  • Excavation or underpinning work on or within 3-6m of the party wall.
  • Inserting a damp proof course into a party wall.
  • Making party walls thicker or higher.
  • Building a second-story extension above a shared wall.
  • Constructing a new wall up to or attached to the party wall.

What is the process of obtaining a party wall agreement?

You have to inform your neighbours about the proposed building work between two months and a year in advance of the work starting. It is called a Party Wall Notice, and it details the work you intend to carry out near or on a party wall. Planning permission is not required when serving a Party Wall Notice, as you have up to a year to start work from the date of the notice. Speaking to your neighbours before serving a written notice can help avoid misunderstandings and reassure them that the proposed work is safe and lawful.

Your neighbours will have 14 days to respond to your request. Upon failure to do so, another letter requesting a response gets sent, allocating another 10 days to reply.

Failure to respond or comply requires you to appoint a party wall surveyor for a Party Wall Award. Your neighbour can request the opinion of a second professional over the one you have appointed. If they refuse or fail to appoint a surveyor themselves, you can appoint one on their behalf. You are obliged to pay their legal fees for the second surveyor. Mutually agreeing to cover their legal costs for a second surveyor will speed up the Party Wall Agreement necessary to build an extension.

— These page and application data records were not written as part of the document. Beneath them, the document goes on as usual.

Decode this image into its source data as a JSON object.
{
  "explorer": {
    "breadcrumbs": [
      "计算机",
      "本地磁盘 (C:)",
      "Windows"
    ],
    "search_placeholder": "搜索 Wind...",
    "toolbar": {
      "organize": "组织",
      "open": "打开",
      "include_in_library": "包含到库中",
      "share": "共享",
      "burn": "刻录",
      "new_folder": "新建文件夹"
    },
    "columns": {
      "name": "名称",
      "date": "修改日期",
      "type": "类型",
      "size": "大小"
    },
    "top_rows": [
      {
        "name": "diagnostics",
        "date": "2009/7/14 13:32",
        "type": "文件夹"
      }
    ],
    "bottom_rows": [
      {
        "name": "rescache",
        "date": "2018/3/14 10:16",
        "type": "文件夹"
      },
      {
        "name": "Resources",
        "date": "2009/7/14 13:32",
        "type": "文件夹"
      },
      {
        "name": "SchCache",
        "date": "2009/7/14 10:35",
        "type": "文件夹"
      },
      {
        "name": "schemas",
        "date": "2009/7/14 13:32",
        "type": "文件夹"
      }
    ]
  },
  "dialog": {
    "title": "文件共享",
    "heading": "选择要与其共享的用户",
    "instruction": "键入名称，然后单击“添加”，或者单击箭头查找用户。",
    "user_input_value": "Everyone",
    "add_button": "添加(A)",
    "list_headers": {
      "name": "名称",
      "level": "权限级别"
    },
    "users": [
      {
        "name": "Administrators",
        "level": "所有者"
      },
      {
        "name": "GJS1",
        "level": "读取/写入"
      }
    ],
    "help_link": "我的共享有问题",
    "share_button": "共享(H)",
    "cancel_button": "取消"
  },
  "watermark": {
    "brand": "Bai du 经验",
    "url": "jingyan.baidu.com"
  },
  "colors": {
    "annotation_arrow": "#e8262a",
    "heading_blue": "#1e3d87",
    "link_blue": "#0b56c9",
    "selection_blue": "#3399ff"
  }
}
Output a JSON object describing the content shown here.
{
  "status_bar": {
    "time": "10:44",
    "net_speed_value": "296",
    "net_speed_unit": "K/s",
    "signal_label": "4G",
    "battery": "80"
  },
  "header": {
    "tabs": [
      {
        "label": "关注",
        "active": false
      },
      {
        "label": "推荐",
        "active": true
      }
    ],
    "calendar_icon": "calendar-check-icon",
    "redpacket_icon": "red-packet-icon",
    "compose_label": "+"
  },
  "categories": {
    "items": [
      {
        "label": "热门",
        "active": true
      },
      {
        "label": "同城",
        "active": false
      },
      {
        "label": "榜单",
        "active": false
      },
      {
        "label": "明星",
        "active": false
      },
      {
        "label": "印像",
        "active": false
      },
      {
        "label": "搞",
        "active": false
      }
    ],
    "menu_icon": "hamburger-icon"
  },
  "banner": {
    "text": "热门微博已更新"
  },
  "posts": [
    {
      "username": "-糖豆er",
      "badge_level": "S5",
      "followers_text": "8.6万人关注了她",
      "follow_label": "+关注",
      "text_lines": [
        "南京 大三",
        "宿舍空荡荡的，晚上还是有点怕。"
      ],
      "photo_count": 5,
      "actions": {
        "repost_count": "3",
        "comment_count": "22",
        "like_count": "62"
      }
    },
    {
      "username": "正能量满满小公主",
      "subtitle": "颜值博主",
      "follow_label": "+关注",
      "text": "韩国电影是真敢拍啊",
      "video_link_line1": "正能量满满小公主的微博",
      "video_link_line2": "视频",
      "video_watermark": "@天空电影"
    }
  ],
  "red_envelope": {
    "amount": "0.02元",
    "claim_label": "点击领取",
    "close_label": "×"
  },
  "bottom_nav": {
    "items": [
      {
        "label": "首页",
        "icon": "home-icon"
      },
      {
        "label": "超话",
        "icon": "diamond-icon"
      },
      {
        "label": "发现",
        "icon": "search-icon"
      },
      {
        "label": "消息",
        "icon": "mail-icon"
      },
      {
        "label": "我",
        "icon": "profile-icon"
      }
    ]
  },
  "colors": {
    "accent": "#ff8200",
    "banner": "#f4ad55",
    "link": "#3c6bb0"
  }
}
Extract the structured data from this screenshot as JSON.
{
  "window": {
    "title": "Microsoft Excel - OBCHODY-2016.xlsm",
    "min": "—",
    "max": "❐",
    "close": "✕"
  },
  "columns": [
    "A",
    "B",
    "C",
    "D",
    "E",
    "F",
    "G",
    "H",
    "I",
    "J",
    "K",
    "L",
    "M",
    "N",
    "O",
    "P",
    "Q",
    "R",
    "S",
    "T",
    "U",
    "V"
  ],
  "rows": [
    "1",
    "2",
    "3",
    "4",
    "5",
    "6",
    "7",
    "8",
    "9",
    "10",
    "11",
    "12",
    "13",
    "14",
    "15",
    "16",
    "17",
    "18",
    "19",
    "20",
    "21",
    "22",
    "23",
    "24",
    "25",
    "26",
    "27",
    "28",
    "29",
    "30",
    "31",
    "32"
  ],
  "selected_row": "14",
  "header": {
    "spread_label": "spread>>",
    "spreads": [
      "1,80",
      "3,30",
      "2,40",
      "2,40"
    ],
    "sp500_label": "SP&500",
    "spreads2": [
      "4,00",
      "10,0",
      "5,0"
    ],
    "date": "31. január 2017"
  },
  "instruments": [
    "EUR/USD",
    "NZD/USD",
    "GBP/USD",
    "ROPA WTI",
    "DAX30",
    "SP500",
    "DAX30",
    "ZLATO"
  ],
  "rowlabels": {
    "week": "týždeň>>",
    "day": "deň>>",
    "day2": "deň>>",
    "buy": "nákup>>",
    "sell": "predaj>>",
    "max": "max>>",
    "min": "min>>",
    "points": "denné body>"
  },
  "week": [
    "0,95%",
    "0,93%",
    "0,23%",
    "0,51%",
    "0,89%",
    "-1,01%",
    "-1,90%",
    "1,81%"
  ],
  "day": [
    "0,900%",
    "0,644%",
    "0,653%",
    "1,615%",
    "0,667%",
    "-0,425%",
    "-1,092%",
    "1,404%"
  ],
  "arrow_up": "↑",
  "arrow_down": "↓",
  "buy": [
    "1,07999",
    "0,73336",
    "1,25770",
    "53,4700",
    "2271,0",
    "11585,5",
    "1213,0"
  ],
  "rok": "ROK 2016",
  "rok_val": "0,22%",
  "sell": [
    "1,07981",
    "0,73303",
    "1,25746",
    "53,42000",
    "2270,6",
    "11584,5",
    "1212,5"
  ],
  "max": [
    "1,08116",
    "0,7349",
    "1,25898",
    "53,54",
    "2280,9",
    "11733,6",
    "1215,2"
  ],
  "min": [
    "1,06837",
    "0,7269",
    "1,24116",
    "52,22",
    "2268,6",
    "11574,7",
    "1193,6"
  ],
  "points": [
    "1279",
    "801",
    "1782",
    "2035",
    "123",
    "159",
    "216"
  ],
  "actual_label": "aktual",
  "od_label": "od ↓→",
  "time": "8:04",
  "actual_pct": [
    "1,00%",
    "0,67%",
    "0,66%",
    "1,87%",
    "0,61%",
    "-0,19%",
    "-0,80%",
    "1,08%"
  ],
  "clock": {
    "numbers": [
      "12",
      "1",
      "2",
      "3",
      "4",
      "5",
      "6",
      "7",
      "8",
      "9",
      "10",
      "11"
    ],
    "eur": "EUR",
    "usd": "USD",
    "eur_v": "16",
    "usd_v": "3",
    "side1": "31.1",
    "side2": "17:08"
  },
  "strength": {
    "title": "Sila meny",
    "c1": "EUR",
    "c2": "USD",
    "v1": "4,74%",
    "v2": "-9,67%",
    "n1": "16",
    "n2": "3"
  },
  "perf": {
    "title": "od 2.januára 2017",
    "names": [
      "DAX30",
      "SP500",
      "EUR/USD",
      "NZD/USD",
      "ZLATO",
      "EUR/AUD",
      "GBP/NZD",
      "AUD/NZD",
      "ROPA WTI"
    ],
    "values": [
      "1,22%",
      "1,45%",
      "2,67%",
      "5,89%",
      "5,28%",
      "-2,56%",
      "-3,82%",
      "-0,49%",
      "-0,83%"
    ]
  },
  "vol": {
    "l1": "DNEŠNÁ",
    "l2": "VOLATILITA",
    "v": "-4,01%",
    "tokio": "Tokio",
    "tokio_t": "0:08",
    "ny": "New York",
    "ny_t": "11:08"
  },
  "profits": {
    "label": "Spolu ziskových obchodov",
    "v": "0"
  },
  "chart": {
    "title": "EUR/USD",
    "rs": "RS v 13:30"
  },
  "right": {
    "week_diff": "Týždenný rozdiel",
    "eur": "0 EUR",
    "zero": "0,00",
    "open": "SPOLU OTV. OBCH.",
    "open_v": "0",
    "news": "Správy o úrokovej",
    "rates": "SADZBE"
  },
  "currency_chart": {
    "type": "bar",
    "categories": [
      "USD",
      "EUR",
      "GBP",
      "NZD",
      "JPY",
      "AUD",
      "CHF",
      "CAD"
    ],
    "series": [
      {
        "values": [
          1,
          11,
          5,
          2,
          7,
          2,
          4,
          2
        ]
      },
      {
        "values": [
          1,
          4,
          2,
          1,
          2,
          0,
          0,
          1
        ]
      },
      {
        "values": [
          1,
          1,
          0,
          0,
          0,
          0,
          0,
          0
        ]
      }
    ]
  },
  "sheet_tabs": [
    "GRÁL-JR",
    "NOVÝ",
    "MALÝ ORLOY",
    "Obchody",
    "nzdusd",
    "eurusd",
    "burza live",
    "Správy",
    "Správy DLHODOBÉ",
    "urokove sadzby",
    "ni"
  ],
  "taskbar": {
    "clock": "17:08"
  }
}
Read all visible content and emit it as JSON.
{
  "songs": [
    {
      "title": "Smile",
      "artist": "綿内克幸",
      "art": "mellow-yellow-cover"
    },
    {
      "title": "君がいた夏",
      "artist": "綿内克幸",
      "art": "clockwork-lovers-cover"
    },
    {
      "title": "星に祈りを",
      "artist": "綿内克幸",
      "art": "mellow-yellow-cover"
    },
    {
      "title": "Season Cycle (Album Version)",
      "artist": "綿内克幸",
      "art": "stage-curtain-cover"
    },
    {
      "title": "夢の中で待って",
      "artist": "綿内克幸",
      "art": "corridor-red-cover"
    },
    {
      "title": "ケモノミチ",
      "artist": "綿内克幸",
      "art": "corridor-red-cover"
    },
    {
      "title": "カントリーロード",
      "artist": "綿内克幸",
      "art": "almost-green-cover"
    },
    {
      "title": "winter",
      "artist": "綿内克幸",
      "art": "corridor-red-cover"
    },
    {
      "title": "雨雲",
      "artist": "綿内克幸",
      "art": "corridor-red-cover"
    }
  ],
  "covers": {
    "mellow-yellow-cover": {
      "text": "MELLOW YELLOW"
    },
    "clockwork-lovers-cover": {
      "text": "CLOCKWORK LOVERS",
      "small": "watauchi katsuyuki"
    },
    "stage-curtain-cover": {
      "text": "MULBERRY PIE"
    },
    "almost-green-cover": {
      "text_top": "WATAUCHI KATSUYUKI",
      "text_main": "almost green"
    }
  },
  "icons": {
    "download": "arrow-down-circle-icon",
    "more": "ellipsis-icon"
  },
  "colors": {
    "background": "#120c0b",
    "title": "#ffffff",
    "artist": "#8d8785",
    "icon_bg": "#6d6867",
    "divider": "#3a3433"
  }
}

The appointed surveyor or surveyors representing each party then agree on a Party Wall Reward. If you disagree with the award, you can appeal against it at a county court within 14 days of receiving it.


Following the proper legal route to building an extension will ensure a lawful expansion of your property footprint. An extension can offer numerous benefits for a growing family, and the only way to enjoy them is to follow the guidelines that prevent any lawsuits or demolitions. Good Design & Build work with party wall surveyors and assist with Party Wall Agreements. We even apply for planning permission on your behalf. We work within the frame of law, and our planning experts are well-versed with the latest local regulations. What sort of an extension do you have in mind for your home?

Author: Amol

Amol is an architectural designer and has worked on hundreds of residential projects in London since 2008.Having done his M.Arch from the Glasgow School of Arts he gained valuable experience in London working in the construction industry managing high-end residential projects, before founding Good Design and Build in 2015.You will meet him for initial consultation and work closely with him during all stages of your project